For two years, they worked together until George sold his share of their partnership and Martin took a wife. Both men combined photography with other freelance interests for the remainder of their lives.
For the next twelve years, Martin moved from Mormon Island, by the American River (1863), to Sacramento (1864), to Nevada (1865), but by 1867, he had found his way to Mendocino.
Was it the spellbinding ocean views or the soft Mendocino light that prompted him to settle here? It’s hard to say, though he would not be the first artist to fall under the Coast’s enduring spell. With his wife and growing brood of children, his sixteen years in Mendocino were productive and happy ones.
Though he is primarily known today as a scenic photographer, an advertisement of the time states:
“M.M. Hazeltine respectfully announces to his friends & the public generally that his New Photographic Gallery on Lansing St. is now open & he is fully prepared to take all styles of pictures in a manner never before obtained on this coast & at prices which cannot fail to be satisfactory.”

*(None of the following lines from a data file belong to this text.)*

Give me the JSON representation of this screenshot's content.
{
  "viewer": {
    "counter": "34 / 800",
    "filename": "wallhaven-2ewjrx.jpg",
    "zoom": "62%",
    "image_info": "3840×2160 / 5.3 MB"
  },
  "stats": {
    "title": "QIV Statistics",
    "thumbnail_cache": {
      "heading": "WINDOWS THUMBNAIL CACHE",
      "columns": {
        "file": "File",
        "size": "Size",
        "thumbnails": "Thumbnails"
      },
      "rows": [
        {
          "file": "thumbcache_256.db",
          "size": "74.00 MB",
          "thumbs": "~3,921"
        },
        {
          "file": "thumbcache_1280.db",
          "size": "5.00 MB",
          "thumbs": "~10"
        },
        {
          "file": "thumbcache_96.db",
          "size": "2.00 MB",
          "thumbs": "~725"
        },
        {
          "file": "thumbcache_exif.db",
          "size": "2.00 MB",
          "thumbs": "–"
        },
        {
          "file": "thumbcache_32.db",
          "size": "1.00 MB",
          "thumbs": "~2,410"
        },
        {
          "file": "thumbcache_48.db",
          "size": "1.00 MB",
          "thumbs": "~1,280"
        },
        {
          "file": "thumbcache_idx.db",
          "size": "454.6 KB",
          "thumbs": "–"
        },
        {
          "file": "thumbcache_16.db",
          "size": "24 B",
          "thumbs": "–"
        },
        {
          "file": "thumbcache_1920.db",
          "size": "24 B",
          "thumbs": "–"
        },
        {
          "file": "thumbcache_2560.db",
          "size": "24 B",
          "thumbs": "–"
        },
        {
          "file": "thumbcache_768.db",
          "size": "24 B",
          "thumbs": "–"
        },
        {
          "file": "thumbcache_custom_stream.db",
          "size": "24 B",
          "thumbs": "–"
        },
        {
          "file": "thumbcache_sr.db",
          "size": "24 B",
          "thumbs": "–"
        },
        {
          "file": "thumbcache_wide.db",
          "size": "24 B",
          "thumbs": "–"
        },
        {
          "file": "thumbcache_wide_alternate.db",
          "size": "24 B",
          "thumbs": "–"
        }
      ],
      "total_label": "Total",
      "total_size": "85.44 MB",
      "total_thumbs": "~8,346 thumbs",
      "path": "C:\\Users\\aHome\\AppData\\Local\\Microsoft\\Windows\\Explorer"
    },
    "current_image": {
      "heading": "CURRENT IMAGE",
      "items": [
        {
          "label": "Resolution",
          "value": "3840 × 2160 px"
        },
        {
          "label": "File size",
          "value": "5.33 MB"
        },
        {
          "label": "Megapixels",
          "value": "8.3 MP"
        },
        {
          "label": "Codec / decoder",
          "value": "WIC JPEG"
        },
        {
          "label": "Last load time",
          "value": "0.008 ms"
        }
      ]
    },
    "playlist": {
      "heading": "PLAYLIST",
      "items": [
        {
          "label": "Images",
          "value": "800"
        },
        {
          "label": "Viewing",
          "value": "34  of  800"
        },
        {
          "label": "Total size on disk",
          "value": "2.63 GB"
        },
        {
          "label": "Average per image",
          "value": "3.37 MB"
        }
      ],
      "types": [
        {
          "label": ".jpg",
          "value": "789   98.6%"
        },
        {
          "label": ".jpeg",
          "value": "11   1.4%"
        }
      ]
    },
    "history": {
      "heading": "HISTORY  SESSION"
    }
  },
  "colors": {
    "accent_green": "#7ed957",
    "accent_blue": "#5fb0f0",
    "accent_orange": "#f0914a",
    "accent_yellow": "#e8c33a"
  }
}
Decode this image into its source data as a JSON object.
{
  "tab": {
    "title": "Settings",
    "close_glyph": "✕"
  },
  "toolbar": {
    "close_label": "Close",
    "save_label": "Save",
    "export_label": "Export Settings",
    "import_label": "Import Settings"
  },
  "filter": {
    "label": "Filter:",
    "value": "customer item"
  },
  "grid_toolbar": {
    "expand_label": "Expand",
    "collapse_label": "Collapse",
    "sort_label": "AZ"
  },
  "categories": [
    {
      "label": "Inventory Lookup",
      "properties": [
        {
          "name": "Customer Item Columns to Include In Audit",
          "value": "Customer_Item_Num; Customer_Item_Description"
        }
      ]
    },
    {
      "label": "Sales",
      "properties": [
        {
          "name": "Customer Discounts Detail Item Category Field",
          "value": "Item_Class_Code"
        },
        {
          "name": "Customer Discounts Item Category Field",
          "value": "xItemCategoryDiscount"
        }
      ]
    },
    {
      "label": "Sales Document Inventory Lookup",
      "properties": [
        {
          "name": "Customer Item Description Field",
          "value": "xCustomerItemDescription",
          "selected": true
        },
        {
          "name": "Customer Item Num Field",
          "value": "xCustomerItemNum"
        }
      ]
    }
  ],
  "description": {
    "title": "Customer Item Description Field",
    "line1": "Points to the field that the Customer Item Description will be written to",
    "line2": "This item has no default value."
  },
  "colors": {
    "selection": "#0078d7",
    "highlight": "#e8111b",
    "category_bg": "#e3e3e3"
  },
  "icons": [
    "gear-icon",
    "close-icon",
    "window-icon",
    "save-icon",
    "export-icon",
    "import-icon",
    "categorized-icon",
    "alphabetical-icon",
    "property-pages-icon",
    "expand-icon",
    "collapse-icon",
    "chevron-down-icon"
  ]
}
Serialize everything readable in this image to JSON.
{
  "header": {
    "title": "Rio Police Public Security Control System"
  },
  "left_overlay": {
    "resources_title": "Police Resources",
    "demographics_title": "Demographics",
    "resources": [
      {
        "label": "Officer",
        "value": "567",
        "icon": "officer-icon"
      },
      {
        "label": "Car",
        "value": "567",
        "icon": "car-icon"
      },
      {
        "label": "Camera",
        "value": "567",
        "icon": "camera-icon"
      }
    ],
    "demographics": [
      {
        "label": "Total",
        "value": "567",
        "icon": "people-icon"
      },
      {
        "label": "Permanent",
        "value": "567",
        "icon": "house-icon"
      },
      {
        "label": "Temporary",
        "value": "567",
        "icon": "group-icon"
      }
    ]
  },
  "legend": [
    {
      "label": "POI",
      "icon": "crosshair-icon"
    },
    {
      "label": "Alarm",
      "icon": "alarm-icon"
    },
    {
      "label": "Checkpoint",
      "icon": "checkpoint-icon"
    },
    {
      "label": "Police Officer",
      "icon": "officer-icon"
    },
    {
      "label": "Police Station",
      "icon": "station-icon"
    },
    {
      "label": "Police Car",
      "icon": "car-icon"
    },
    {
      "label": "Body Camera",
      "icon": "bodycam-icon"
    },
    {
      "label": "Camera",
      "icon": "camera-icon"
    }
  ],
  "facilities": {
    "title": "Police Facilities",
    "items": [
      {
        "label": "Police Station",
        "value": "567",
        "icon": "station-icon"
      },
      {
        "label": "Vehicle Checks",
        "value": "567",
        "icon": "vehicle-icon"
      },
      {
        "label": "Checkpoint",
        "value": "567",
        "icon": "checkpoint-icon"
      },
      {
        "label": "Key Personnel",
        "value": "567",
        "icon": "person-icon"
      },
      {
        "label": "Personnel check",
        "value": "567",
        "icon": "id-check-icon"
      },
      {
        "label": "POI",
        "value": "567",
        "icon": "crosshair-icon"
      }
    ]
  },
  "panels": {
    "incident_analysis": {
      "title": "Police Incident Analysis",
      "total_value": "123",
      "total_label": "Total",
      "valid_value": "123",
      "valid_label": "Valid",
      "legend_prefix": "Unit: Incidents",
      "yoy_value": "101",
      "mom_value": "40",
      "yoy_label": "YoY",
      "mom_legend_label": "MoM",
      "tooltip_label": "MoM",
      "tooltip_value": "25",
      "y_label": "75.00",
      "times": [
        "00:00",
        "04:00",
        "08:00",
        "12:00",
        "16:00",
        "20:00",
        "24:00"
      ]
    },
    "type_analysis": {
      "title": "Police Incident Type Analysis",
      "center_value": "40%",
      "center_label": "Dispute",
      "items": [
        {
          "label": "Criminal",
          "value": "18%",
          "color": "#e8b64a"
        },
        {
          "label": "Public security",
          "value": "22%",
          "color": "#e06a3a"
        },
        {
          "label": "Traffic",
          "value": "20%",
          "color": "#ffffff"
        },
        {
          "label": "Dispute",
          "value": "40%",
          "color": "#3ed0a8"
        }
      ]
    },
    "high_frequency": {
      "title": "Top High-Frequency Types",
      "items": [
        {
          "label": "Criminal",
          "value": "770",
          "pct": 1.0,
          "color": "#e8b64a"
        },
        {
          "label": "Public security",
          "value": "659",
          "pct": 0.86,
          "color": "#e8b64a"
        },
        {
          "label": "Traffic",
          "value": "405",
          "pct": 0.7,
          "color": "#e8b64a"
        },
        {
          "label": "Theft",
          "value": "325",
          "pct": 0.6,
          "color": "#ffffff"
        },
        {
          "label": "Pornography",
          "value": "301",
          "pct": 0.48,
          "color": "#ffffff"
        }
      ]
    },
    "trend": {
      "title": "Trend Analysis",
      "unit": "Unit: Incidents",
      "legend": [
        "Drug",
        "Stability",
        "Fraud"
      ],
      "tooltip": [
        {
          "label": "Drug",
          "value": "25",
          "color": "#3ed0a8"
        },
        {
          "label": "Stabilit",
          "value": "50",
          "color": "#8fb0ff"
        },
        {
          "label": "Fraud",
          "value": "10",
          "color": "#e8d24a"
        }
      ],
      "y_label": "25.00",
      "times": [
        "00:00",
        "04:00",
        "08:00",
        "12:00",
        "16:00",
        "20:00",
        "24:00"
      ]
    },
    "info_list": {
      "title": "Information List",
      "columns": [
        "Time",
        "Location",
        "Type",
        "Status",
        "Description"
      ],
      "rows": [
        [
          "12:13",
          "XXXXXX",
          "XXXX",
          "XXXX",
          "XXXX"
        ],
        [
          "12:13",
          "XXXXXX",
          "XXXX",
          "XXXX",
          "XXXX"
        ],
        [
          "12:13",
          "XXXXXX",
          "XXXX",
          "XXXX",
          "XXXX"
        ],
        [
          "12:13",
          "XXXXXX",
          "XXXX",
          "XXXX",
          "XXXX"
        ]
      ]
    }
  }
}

During his tenure here, Hazeltine’s best-known studio was on Howard Street between Ukiah and Pine. Many of the earliest views of Mendocino County are directly attributable to him and were reproduced by J.P. Soule and Lawrence & Houseworth, firms specializing in stereoscopic cards. His skill as a view-taker earned him a place as chief scenic photographer for railroads such as both the Southern and the Union Pacific.
During this time, Hazeltine partnered with photographer J.J. Reilly and traveled to Stockton to photograph the Yosemite Valley and the big trees of Calaveras County. When, in 1883, he decided to leave Mendocino for Stockton, the Beacon wrote a fitting adieu: “His gallery has been a charming place in which to spend a leisure hour, among the beauties and sublimities of the western slope, which his skill had made accessible to us. It is the very next thing, and almost as good, to gaze with ever increasing delight at his stereoscopic views of them, as actually going to the tops of the Sierras, and the depths of Yosemite.”
When he died in 1903, M.M. Hazeltine was considered one of the foremost early California photographers; known also for his work in Oregon, Washington and Idaho. A testament to his impact can be found in the archival holdings of the Kelley House Museum, the Bancroft Library, and libraries around the country.
Look for the work of Hazeltine and other historic photographers who made the Mendocino Coast their home in our upcoming summer exhibit: “Framing History – Worth a Thousand Words,” opening May 26 at the Kelley House Museum.
6 Replies to “Pioneering the Image: the Photography of M.M. Hazeltine”
Lovely pic of Yosemite 😉
Thank you. I’m wondering if Bernie and Maisie have been and if they have adventures in California.
The furthest Maisie has been is Santa Ponsa for a week in 1989…
Mmmmmmm…love the Vernal Falls stereoscope image! How cool–I would love to spend a leisure hour in his gallery.
Yes. Me too. Thanks for reading and commenting.
I love these history lessons. And you always make me laugh. “It didn’t pan out.” I hope your readers get as big a kick out of your writing and sense of humour as I do. I really enjoyed this!